It’s a clever little marketing trick, prefixing all your games with something that might as well be the name of the developer. Pixel Junk is now synonymous with high quality PSN releases that fill their own little niches, but beyond that, nothing really ties the individual releases together. Shooter doesn’t really buck the trend on any of those notes, but in spite of the seeming straightforwardness of the name, it’s probably the cleverest and most ambitious project to date.
The start of Shooter seems uncharacteristically expositional, with some scrolling text explaining how the human race has expanded out and is now violating other planets for their resources. You control a small craft charged with rescuing as many miner/scientist guys trapped in the assorted caves/tunnels/mines, and if you happen to pick up any gems along the way, well that’s grand. More than simply grand actually, since the prerequisite to progressing further through the levels is set by how many of these gems you’ve collected.
What Shooter is really all about, though, is the fluid dynamics. Initially, water and lava are the two flowing forces you have to consider. The old childhood notion of LAVA = BAD applies, as does the well-documented cooling properties of water. Later on you’ll find a hot flammable gas, ice, and a weird magnetic goo which will combine with the water to make the aforementioned gas. There’s a thermal gauge as a part of a the UI, proximity to lava and firing your missiles (by holding down the fire button) are the leading causes of overheating, which sends you into a dead spin towards the ground, upon which you’ll explode unless you splashdown in a pool of water. This fluid dynamics heart of Shooter is well thought out and pretty solidly executed on. Water and lava makes rock, water and ice makes more ice (look, don’t quote Newton’s law of cooling at me, just roll with it) and there are plenty of objects and power up suits in the game which twist things in interesting ways.
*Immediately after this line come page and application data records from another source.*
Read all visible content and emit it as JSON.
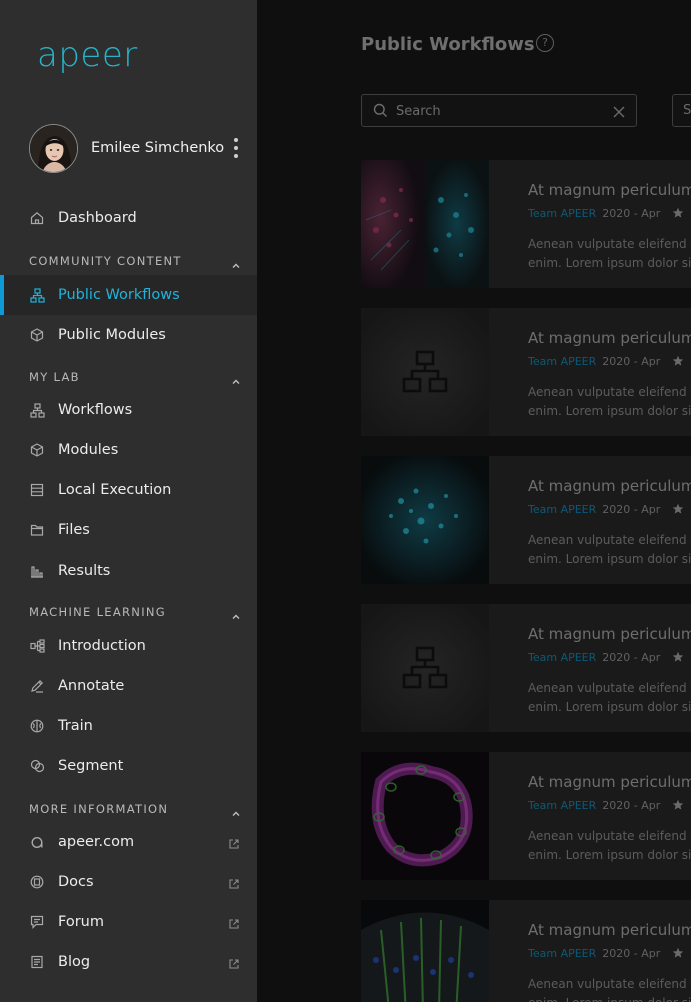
{
  "brand": {
    "logo_text": "apeer",
    "accent": "#25b4c9"
  },
  "user": {
    "name": "Emilee Simchenko"
  },
  "nav": {
    "dashboard": "Dashboard",
    "sections": {
      "community": "COMMUNITY CONTENT",
      "mylab": "MY LAB",
      "ml": "MACHINE LEARNING",
      "more": "MORE INFORMATION"
    },
    "community_items": [
      "Public Workflows",
      "Public Modules"
    ],
    "mylab_items": [
      "Workflows",
      "Modules",
      "Local Execution",
      "Files",
      "Results"
    ],
    "ml_items": [
      "Introduction",
      "Annotate",
      "Train",
      "Segment"
    ],
    "more_items": [
      "apeer.com",
      "Docs",
      "Forum",
      "Blog"
    ],
    "active": "Public Workflows"
  },
  "main": {
    "title": "Public Workflows",
    "help_icon": "?",
    "search_placeholder": "Search",
    "sort_label": "S"
  },
  "cards": [
    {
      "title": "At magnum periculum a",
      "team": "Team APEER",
      "date": "2020 - Apr",
      "desc1": "Aenean vulputate eleifend tel",
      "desc2": "enim. Lorem ipsum dolor sit",
      "thumb": "microscopy-cells"
    },
    {
      "title": "At magnum periculum a",
      "team": "Team APEER",
      "date": "2020 - Apr",
      "desc1": "Aenean vulputate eleifend tel",
      "desc2": "enim. Lorem ipsum dolor sit",
      "thumb": "workflow-placeholder"
    },
    {
      "title": "At magnum periculum a",
      "team": "Team APEER",
      "date": "2020 - Apr",
      "desc1": "Aenean vulputate eleifend tel",
      "desc2": "enim. Lorem ipsum dolor sit",
      "thumb": "microscopy-cyan"
    },
    {
      "title": "At magnum periculum a",
      "team": "Team APEER",
      "date": "2020 - Apr",
      "desc1": "Aenean vulputate eleifend tel",
      "desc2": "enim. Lorem ipsum dolor sit",
      "thumb": "workflow-placeholder"
    },
    {
      "title": "At magnum periculum a",
      "team": "Team APEER",
      "date": "2020 - Apr",
      "desc1": "Aenean vulputate eleifend tel",
      "desc2": "enim. Lorem ipsum dolor sit",
      "thumb": "microscopy-magenta"
    },
    {
      "title": "At magnum periculum a",
      "team": "Team APEER",
      "date": "2020 - Apr",
      "desc1": "Aenean vulputate eleifend tel",
      "desc2": "enim. Lorem ipsum dolor sit",
      "thumb": "microscopy-green"
    }
  ]
}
The downside to Shooter is that it felt awfully short. It lasted only a couple of (arguably non-intensive nights) in which the incredibly smart designs of this game were almost glossed over, as if tutorialising each element, and never fully bringing them together into anything crazy and epic. A total of three boss battles and around twenty rather short levels stand between the start and the “To Be Continued” screen, which seems to make it clear that DLC is planned for the future. It’s unfortunate that something this cool should feel like it’s short-changing the consumers, but it’s hard to argue otherwise. At this point, it feels like the quality and price of the expansion will determine whether the overall product is worth owning.
Pixel Junk fans will probably like what’s in here already though, all the fluids have a gooey viscosity to them, and react to everything, even the shots you fire at them. The variety of game-altering objects in the game, like the lava and aqua suits, the repulsor magnet suit, the ice melting lasers (with obligatory mirrors), switchable magnets, sponges, and more, make the potential of future content to be considerably promising. However, as it stands, Shooter won’t satisfy everyone.